Gerald Vollmer-Heurer has a plan, and Dirk Adol hates it. "It is cheap, it is degrading, it is smelly," says Mr. Adol, who has a plan of his own. "What I propose is something clean, useful and solid." What is the subject of Dirk and Gerald's disagreement?
Send your answer by noon ET Thursday to firstname.lastname@example.org.
Tuesday's Question (No. 244)--"When IRS Eyes Are Smiling":
Fill in the blank on this tax tip from a Washington state IRS collection officer. "If you don't want to pay your taxes today all you have to do is say two magic words: _________ _________."
"Whale meat?"--Michael Fein
"Willie Nelson."--Erin H. Murphy, Kate Wing, and Justin Warner
"Mommy, please."--Bill Scheft
"I commute! (New York Metropolitan-area answer.)"--Andrew Silow-Carroll
"I'm sorry. (No, wait, that's how you get out of accidentally bombing somebody's embassy.)"--Zach Hooker
Click for more answers.
Randy's Tax Reform Wrap-Up
One criticism of our tax system is its use not merely to raise revenue but to encourage social policy, as in the deduction for mortgage interest or charitable contributions. I'd like to suggest that the tax system should go much, much farther down this road, particularly the sales tax. Under my plan, sales taxes would only be not eliminated on certain socially desirable purchases, but also good shoppers would receive an anti-tax, a bonus for their beneficent purchases.

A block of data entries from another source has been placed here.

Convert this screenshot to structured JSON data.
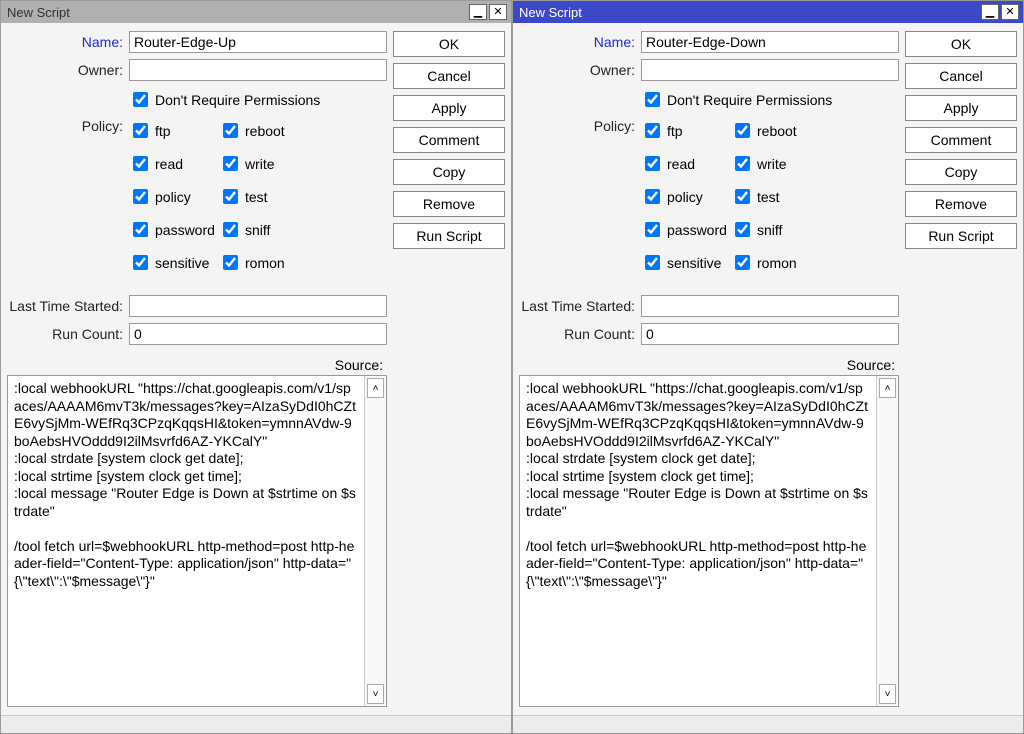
{
  "dialogs": [
    {
      "active": false,
      "title": "New Script",
      "fields": {
        "name_label": "Name:",
        "name_value": "Router-Edge-Up",
        "owner_label": "Owner:",
        "owner_value": "",
        "dont_require_perm": "Don't Require Permissions",
        "policy_label": "Policy:",
        "last_time_label": "Last Time Started:",
        "last_time_value": "",
        "run_count_label": "Run Count:",
        "run_count_value": "0",
        "source_label": "Source:"
      },
      "policies": {
        "ftp": "ftp",
        "reboot": "reboot",
        "read": "read",
        "write": "write",
        "policy": "policy",
        "test": "test",
        "password": "password",
        "sniff": "sniff",
        "sensitive": "sensitive",
        "romon": "romon"
      },
      "source": ":local webhookURL \"https://chat.googleapis.com/v1/spaces/AAAAM6mvT3k/messages?key=AIzaSyDdI0hCZtE6vySjMm-WEfRq3CPzqKqqsHI&token=ymnnAVdw-9boAebsHVOddd9I2ilMsvrfd6AZ-YKCalY\"\n:local strdate [system clock get date];\n:local strtime [system clock get time];\n:local message \"Router Edge is Down at $strtime on $strdate\"\n\n/tool fetch url=$webhookURL http-method=post http-header-field=\"Content-Type: application/json\" http-data=\"{\\\"text\\\":\\\"$message\\\"}\"",
      "buttons": {
        "ok": "OK",
        "cancel": "Cancel",
        "apply": "Apply",
        "comment": "Comment",
        "copy": "Copy",
        "remove": "Remove",
        "run": "Run Script"
      }
    },
    {
      "active": true,
      "title": "New Script",
      "fields": {
        "name_label": "Name:",
        "name_value": "Router-Edge-Down",
        "owner_label": "Owner:",
        "owner_value": "",
        "dont_require_perm": "Don't Require Permissions",
        "policy_label": "Policy:",
        "last_time_label": "Last Time Started:",
        "last_time_value": "",
        "run_count_label": "Run Count:",
        "run_count_value": "0",
        "source_label": "Source:"
      },
      "policies": {
        "ftp": "ftp",
        "reboot": "reboot",
        "read": "read",
        "write": "write",
        "policy": "policy",
        "test": "test",
        "password": "password",
        "sniff": "sniff",
        "sensitive": "sensitive",
        "romon": "romon"
      },
      "source": ":local webhookURL \"https://chat.googleapis.com/v1/spaces/AAAAM6mvT3k/messages?key=AIzaSyDdI0hCZtE6vySjMm-WEfRq3CPzqKqqsHI&token=ymnnAVdw-9boAebsHVOddd9I2ilMsvrfd6AZ-YKCalY\"\n:local strdate [system clock get date];\n:local strtime [system clock get time];\n:local message \"Router Edge is Down at $strtime on $strdate\"\n\n/tool fetch url=$webhookURL http-method=post http-header-field=\"Content-Type: application/json\" http-data=\"{\\\"text\\\":\\\"$message\\\"}\"",
      "buttons": {
        "ok": "OK",
        "cancel": "Cancel",
        "apply": "Apply",
        "comment": "Comment",
        "copy": "Copy",
        "remove": "Remove",
        "run": "Run Script"
      }
    }
  ]
}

For example, in New York City you're charged an 8 1/4 percent tax when you buy a book. I propose that when you buy a really good book--say, a Patrick O'Brian, he's marvelous!--you'd be paid a 10 percent bonus: Buy a $20 book; receive $2 from the city.
Buy a TV set and you should pay a tax: Your purchase will make you fat and stupid. Buy a TV set that operates only when you pedal a bicycle-powered generator, and you receive a bonus: Your purchase will make you thin and stupid.
Rent a copy of Seven Samurai, a fine movie, and you get the bonus. Rent Three Ninjas and you pay a tax, but you can check a box that allocates your money to hire a guy to beat the hell out of Jack Valenti.
The question, of course, is who decides which items are taxed and which earn the buyer a bonus. I do. By making these decisions a matter of narrow self-interest, my reform remains within the historical context of the present system, where tax rates are set to benefit the rich and powerful. My system would differ only in benefiting a different self. And what's good for me would no doubt be good for the country.
Bracket Creep Answer
"If you don't want to pay your taxes today all you have to do is say two magic words: installment agreement."
"You just say you want one and even if the terms you propose are ridiculous--like $10 a week when you owe tens of thousands--collection stops while your proposal goes up and down the chain of managers, until 90 days later you are told no. Then you need to say another magic word--harassment--and because of this new law, the collection process stops while your complaint gets reviewed."
This new law is Congress' way to bully the IRS into acting nicer. As a result, seizures of property in lieu of back taxes are down 98 percent this year. Other attempts to get people to pay what they owe are also way down. Many IRS officials say the drop stems from their fear of running afoul of the new niceness laws and getting fired.
Ananda Gupta's Cool American Bible Follow-Up
There is a board game based on the Battle of Armageddon.
- 2 to 3 players.
- Units represent Magog (Russia), the Kings of the East (China), the Western empires (USA and Europe), Israel, and the Arabs.
- The West gets a piece representing the antichrist.
- When you throw the die to resolve a battle and a 6 comes up, an "apocalyptic event"--Euphrates dries up, sky turns blood red interfering with air units, etc.--occurs.
The game is published by the Microgame Co-op, a small operation run by a Canadian named Kerry Anderson. Its raison d'être is to publish board games by unknown designers or on "niche" subjects (they have a board game depicting the struggle between Peru's government and the Sendero Luminoso). Check it out.
Headline Haiku Extra
Sestinas are for sissies. News Quiz participants are still encouraged to attempt this far more demanding verse form:
- Four lines, each with the same number of words; two, three, or four suggested, but it's poet's choice.
- The words in each line must originally appear adjacent to each other in a newspaper headline.
- The headlines must all come from a single edition of a single paper.
Two lyrical examples:
Through a Hot Metaphor
A Series of Missteps
The Boss's Pay Gets
Terms Hard To Swallow
Wall Street Journal, May 18, 1999
To Sell Drugs
The rich and the dead.